:: Provided data
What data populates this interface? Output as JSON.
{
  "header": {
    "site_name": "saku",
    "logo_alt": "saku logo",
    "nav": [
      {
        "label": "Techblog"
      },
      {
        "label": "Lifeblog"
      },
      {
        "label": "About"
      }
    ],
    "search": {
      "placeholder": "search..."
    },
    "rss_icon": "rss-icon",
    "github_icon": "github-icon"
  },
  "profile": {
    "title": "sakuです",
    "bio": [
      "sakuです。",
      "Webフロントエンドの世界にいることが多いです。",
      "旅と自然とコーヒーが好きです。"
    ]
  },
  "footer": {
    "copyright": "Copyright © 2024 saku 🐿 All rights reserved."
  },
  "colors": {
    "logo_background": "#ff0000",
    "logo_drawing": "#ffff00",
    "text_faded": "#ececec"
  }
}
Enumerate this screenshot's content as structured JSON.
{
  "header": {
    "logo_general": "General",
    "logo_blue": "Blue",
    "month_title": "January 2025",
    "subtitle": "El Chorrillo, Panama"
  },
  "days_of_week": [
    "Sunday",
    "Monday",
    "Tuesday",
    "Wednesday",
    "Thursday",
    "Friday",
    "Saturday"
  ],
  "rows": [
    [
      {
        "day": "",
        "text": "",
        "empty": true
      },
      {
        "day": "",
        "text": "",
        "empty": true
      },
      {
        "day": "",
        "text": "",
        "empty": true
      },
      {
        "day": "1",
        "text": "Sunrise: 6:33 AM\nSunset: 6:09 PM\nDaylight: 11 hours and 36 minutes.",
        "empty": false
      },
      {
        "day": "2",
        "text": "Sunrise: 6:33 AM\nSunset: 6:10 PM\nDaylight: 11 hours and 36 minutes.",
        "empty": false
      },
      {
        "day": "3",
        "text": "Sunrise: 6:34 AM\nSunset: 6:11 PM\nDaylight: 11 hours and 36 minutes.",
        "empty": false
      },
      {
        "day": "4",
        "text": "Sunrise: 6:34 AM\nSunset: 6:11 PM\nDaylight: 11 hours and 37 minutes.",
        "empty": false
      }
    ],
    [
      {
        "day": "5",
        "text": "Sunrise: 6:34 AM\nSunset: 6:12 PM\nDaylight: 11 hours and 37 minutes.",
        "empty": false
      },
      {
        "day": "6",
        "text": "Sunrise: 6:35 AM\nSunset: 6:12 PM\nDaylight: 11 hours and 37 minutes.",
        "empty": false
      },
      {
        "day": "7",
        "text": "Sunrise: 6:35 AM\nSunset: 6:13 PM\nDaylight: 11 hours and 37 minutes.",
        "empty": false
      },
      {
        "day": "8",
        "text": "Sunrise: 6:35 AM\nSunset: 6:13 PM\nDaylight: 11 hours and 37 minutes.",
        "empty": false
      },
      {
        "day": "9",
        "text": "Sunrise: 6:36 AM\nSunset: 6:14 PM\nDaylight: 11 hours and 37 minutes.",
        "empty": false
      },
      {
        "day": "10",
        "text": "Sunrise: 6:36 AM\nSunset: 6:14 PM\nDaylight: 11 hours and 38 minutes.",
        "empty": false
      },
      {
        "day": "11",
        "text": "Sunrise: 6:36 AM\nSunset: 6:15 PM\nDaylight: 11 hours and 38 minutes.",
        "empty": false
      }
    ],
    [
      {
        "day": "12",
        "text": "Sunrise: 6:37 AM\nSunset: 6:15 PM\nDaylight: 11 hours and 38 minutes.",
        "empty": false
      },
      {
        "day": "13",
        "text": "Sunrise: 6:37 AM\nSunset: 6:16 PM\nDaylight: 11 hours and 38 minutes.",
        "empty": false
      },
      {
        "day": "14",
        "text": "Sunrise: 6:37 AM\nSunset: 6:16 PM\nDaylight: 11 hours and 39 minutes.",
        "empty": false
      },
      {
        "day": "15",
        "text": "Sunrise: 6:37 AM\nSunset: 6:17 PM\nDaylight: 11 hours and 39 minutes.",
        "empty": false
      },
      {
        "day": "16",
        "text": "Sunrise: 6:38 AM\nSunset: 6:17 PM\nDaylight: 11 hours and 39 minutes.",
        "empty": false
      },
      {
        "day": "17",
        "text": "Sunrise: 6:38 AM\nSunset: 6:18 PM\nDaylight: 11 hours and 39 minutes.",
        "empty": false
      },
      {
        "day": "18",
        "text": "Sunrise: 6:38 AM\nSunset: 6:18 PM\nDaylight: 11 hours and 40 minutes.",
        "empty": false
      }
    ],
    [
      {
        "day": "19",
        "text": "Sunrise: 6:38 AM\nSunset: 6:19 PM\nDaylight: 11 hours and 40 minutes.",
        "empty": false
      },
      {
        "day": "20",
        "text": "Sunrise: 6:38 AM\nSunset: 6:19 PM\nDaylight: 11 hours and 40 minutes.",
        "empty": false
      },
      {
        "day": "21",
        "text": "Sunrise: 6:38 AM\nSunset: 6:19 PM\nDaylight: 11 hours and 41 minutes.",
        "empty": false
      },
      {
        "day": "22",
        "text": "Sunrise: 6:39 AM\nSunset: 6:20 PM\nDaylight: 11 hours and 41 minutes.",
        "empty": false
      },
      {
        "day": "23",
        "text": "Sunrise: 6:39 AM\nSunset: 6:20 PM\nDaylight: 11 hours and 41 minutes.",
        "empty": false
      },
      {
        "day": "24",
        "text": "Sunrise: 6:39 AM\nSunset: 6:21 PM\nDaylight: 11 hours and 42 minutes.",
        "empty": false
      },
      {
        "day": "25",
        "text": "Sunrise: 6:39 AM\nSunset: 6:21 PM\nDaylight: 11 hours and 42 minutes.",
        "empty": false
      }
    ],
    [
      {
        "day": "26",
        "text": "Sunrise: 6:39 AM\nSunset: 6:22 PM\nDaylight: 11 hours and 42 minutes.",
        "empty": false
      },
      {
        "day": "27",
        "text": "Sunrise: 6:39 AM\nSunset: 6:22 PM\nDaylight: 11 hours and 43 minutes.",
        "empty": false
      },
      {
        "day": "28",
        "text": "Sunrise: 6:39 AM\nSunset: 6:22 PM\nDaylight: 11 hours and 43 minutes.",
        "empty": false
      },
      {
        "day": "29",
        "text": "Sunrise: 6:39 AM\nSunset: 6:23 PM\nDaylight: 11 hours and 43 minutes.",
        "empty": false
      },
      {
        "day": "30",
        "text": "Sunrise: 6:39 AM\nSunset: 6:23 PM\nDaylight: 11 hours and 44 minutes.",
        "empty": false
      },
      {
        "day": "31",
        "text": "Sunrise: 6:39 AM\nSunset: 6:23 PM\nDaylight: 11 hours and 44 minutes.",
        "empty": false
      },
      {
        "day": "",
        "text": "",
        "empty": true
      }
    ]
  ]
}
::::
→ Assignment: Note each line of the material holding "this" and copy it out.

→ Result of the task:
What data populates this interface? Output as JSON.
Enumerate this screenshot's content as structured JSON.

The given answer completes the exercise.